Jodie hesitated outside the bright yellow door. ‘You go in first. You know them.’
‘It’s not true, you know,’ I said.
‘About the smell. Rose doesn’t smell of garlic. I’ve checked.’
Jodie pursed her lips. ‘I never said she did.’ All the same, she looked relieved. Yet, still, she hesitated.
‘It’s not true about her mum, either,’ I added.
Jodie looked shifty. ‘What about her mum?’
‘That she’s a drug dealer. I don’t know who made that one up.’‘You can’t be sure,’ Jodie said. ‘I heard the evidence. It sounded pretty convincing.
Anyway, we’re not worrying about that now. We just need to get on with it.’
I’d heard all the rumours about Rose over the years, but I’d never believed them. I didn’t think anybody did, really. But clearly, I was wrong. What about the one saying Rose liked to dance around her garden naked at Midsummer, pretending to be a witch? Or that she was the secret lovechild of a major rock star? Did Jodie believe those, too?
‘She’s just … unusual, OK?‘ I said, in a last-ditch effort to calm Jodie down. We’d never get the band going if she constantly looked nervous that one of her backing singers was going to strip naked and force-feed her drugs or magic potions. Also, it wasn’t just about the band. I’d seen some of what Rose had gone through over the years. I didn’t want her to go through more of it because me. But I knew what Jodie had riding on this meeting and I hoped I could trust her to behave.
‘Yeah – weird, unusual, whatever,’ Jodie snapped. ‘As long as she can sing and play.’
‘You know she can. You told me, remember?’
Jodie nodded uncertainly, and finally I pushed open the door. A plump-faced, kindly woman with her red hair piled in a messy bun looked up from the narrow table where she sat organising nail varnish pots, and smiled hello. Her dangly earrings shimmered as she moved her head, and the bangles on her arms clinked as she waved us in.
‘Sasha Bailey! I haven’t seen you in ages. Come to get your nails done with your friend? I could do you a special rate, if you like.’ She indicated two chairs opposite her. ‘We’re very quiet today.’
‘Actually, it’s Rose we were after,’ I said, hoping the size of my smile outdid the acid look on Jodie’s face. ‘We’ve got a proposition for her.’
Mrs Ireland looked surprised and delighted. From what I knew at school, I imagined people didn’t call for Rose very often.
‘Well, isn’t that lovely? In you go then. Through that door and up the stairs. Door on the right. I’ll put the kettle on.’

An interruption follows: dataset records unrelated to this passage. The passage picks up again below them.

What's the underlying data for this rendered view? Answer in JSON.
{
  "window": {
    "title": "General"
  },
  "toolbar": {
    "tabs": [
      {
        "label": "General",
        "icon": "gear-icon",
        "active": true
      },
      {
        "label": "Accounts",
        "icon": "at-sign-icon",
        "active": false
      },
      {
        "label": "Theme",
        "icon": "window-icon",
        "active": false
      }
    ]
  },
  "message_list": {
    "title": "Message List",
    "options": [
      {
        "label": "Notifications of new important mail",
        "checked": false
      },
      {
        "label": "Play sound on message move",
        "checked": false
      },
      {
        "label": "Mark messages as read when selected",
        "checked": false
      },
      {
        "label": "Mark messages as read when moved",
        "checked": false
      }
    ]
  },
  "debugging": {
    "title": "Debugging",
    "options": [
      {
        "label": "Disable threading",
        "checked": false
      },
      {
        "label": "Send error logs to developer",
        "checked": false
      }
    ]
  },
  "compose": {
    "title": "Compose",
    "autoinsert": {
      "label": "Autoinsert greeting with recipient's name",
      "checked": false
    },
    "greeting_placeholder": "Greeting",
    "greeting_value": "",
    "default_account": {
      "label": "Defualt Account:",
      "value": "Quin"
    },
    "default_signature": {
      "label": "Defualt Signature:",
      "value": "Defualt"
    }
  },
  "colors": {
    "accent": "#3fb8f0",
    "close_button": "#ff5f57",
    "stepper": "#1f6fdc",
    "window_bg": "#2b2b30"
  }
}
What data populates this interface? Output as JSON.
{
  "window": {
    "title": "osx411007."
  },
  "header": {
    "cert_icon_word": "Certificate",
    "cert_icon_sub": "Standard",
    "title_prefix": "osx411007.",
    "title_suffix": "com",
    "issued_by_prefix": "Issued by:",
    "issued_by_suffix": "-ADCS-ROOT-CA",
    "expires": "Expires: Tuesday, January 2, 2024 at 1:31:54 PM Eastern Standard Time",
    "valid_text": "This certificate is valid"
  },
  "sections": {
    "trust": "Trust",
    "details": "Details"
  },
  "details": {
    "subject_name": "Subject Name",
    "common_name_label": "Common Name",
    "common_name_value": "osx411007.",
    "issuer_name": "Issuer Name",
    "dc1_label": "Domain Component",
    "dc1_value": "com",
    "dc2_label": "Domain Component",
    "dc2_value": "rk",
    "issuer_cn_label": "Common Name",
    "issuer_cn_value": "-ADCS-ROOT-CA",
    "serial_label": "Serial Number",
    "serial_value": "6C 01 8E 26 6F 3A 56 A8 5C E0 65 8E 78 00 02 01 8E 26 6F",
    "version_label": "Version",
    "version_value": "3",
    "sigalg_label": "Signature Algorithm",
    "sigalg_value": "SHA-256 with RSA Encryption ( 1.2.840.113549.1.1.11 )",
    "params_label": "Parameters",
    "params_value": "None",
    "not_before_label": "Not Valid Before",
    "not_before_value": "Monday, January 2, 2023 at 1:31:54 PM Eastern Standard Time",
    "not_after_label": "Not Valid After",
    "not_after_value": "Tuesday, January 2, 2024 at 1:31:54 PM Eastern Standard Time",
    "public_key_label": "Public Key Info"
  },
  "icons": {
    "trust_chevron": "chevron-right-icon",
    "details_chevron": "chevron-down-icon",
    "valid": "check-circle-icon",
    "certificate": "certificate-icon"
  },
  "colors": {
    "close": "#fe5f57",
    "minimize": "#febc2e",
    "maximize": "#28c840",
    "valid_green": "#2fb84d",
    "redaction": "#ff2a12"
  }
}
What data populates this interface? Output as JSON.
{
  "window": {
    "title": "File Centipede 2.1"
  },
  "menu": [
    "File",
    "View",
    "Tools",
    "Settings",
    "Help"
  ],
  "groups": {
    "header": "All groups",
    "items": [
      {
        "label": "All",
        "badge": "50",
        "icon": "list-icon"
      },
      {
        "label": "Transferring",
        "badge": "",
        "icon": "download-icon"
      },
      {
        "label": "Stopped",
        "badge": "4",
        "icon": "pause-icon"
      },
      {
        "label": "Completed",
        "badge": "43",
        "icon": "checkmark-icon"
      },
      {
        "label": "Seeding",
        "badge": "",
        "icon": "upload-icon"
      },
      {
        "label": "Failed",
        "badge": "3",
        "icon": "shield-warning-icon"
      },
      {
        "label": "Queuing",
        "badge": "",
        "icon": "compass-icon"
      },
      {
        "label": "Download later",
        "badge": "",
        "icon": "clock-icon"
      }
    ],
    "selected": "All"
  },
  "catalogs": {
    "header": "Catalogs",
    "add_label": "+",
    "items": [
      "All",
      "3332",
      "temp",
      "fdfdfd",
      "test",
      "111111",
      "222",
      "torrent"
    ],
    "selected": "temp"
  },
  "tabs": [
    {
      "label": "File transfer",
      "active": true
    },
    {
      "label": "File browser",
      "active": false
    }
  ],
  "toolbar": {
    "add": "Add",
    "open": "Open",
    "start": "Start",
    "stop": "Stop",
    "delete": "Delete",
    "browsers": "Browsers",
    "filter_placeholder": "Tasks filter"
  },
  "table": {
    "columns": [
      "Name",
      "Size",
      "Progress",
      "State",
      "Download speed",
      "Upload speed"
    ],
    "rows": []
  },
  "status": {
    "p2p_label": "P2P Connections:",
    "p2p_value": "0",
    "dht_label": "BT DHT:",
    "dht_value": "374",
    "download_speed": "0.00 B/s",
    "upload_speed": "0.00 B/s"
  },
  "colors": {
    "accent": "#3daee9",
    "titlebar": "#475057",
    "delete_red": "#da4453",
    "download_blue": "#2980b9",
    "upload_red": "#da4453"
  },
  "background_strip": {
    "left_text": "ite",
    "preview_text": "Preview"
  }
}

Unlike us, Rose and her mum lived in the flat above the shop, which had been built about the time that Jane Austen’s characters were alive. Or alive to me, anyway. Mum always said I took my fiction too seriously. There was a set of narrow and rickety stairs, leading to an upper floor with a low ceiling and walls that seemed to lean in towards the landing, like a playing-card house.
Rose’s door was shut, so I knocked, gently. No answer. So I knocked again, harder. Eventually Jodie brushed past me and bashed on the door with her fist.
‘Are you in there, Rose?’
We heard footsteps padding across the floor and a
[And there it ends. I gave up on it and tried again. Different choices. Another road in the wood.]